Your sexual identity is an important part of who are you, but it’s not the only part. And don’t think that you have to “figure out” everything. I think that too many times, we feel like we need to have this perfect understanding of our identity before talking about it with other people. I would have liked to have been able to discuss my attractions to guys with someone when I first started having them, but I couldn’t. I could have saved myself all sorts of problems if I’d had a mentor or role model. Find someone that you trust to talk to about your feelings. Don’t label yourself. Just explore how you feel and what you feel. Go from there. And know that people’s first response isn’t where they’ll end up. I struggled with my sexual orientation for ten years before telling my parents. Of course, they weren’t going to be okay with it the first time I told them. But over time, they have become accepting and even embracing of the person I have become and my relationship with my husband.
5. You’re from the South, so we have to talk about food. What kind of food do you love to cook? And, living in health-conscious Southern California, what are the Southern comfort foods you miss the most?
My momma cooks simple food, but she has a perfect palette and always balances the flavors of salty, sweet, bitter, sour, fat and umami. She’s not conscious of this skill, but it’s what makes her the best cook I know. I love to cook with fresh ingredients, and even though we live in Palm Springs, I’m not afraid to fry or use butter. I’m more about portion control than adhering to any specific notions on how to prepare or season food. I love fresh buttermilk biscuits and cornbread. My husband and I were recently in South Carolina, and I think we gained a pound each day we were there because we had biscuits every morning. In my hometown, we had a mill that would grind local white corn. Their cornmeal was just corn and leavening ingredients. I’m not a fan of the cornmeal mixes you can buy in SoCal because the main ingredients are usually wheat and sugar.

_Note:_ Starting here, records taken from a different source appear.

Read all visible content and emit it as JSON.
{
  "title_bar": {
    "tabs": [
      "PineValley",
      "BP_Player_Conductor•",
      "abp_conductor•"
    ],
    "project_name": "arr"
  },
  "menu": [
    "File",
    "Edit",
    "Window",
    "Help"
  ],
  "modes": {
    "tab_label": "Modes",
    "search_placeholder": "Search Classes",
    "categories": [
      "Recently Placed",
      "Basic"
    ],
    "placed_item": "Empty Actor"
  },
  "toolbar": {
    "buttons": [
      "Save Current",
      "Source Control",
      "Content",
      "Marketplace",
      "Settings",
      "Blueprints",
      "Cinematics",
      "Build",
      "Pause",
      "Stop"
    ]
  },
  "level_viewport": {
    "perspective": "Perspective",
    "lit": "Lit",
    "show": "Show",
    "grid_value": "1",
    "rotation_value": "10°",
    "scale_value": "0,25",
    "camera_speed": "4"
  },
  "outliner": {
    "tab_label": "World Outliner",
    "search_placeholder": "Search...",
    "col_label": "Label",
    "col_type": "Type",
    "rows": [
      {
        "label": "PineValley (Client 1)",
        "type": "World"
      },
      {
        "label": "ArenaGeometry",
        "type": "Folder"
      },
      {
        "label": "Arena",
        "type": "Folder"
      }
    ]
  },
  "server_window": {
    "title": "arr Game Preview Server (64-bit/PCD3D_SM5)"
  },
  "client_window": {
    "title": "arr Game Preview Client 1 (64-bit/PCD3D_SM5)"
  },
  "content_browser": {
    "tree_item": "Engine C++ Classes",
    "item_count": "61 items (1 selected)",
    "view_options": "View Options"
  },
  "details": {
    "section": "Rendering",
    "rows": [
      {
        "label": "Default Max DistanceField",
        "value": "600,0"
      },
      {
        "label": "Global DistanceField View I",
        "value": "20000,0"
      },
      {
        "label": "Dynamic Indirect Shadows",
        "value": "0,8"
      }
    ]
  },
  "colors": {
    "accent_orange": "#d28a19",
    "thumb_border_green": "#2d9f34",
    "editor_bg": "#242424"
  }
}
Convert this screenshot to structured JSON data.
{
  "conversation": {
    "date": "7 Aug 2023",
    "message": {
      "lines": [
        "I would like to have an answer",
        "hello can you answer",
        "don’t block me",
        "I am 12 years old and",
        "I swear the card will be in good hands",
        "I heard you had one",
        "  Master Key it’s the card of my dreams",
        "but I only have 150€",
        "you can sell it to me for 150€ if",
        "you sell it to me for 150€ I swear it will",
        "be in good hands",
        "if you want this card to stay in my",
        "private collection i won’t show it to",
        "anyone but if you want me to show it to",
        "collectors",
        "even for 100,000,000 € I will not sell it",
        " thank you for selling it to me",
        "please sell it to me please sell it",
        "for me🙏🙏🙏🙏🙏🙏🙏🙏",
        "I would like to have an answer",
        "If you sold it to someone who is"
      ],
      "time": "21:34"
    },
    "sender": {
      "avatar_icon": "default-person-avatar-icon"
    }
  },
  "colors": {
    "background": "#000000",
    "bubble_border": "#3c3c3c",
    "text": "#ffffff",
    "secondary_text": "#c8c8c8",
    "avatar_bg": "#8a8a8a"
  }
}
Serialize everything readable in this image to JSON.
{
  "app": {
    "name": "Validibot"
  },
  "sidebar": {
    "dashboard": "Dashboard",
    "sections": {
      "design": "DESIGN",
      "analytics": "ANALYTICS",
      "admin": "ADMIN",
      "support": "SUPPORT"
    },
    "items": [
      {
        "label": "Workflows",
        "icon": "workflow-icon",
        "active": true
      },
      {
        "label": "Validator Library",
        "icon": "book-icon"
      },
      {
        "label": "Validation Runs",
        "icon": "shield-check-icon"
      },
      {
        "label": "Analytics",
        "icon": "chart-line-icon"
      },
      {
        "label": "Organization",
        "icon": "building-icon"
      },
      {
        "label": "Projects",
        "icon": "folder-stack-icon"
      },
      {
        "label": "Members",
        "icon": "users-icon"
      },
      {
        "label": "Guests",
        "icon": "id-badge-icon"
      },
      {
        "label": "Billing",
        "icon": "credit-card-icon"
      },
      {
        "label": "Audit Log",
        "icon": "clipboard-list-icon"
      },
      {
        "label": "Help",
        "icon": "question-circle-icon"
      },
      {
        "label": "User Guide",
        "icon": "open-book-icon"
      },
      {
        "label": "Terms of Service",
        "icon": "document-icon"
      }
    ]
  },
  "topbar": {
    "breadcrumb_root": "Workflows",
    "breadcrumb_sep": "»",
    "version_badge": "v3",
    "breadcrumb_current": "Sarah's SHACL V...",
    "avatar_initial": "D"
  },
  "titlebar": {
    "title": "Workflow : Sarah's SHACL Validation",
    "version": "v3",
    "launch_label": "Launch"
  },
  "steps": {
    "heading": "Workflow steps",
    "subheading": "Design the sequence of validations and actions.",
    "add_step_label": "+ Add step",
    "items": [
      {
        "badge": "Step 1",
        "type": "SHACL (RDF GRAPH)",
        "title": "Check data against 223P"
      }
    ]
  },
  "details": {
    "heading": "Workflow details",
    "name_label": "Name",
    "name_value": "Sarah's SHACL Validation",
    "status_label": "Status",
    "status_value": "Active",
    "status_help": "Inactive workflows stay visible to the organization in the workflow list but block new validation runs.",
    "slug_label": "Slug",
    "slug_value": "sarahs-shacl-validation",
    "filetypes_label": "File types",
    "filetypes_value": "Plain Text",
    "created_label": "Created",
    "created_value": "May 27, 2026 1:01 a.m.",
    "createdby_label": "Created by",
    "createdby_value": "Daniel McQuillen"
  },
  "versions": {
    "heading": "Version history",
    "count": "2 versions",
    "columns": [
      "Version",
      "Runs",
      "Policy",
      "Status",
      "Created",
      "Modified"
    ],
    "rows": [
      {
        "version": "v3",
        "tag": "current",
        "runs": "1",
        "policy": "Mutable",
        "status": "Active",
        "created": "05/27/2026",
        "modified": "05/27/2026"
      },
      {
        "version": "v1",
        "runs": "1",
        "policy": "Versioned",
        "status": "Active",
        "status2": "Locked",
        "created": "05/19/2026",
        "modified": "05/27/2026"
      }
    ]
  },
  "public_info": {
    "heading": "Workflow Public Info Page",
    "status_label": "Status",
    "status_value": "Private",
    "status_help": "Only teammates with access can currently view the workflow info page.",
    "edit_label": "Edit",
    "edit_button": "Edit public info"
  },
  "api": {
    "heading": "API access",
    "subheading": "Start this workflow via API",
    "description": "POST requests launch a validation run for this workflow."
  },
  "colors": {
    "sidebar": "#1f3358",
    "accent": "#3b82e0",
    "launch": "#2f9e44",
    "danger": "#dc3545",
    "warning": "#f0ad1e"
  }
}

6. What can readers look forward to reading next from you?
Danh, an Amerasian preacher, travels to Vietnam with his gay half-brother and their father to find Danh’s birth mother. Secrets are revealed, lies are exposed and addictions take over, but along the journey, they each discover the importance of family.
I can’t wait to read it.
The Wisdom of Stones
Abandoned by his father at age seven, Ben loses his mother to a car accident that same year and becomes his grandparents responsibility and their joy.
Handing his grandfather an arrowhead he finds at his mother s funeral, Ben sets in motion an agreement between them: Ben gifts his grandfather a stone and his grandfather gifts him a story. Months later when Mee Maw falls ill, Ben makes yet another deal this time with God that if Mee Maw recovers, Ben will dedicate himself to the church.These commitments inform the man he will become.
About the Author
Brian Peyton Joyner was an attorney for twenty years, until August 2016, when he quit the corporate world to become a full-time author, speaker and vlogger. He advocates for “agreeable disagreement” as the path for bridging the religious and LGBTQ+ communities. Although born and raised in Upstate South Carolina, Brian now lives in Palm Springs, California, with his saint of a husband and two ill-behaved dogs. Find out more about Brian at https://brianpeytonjoyner.com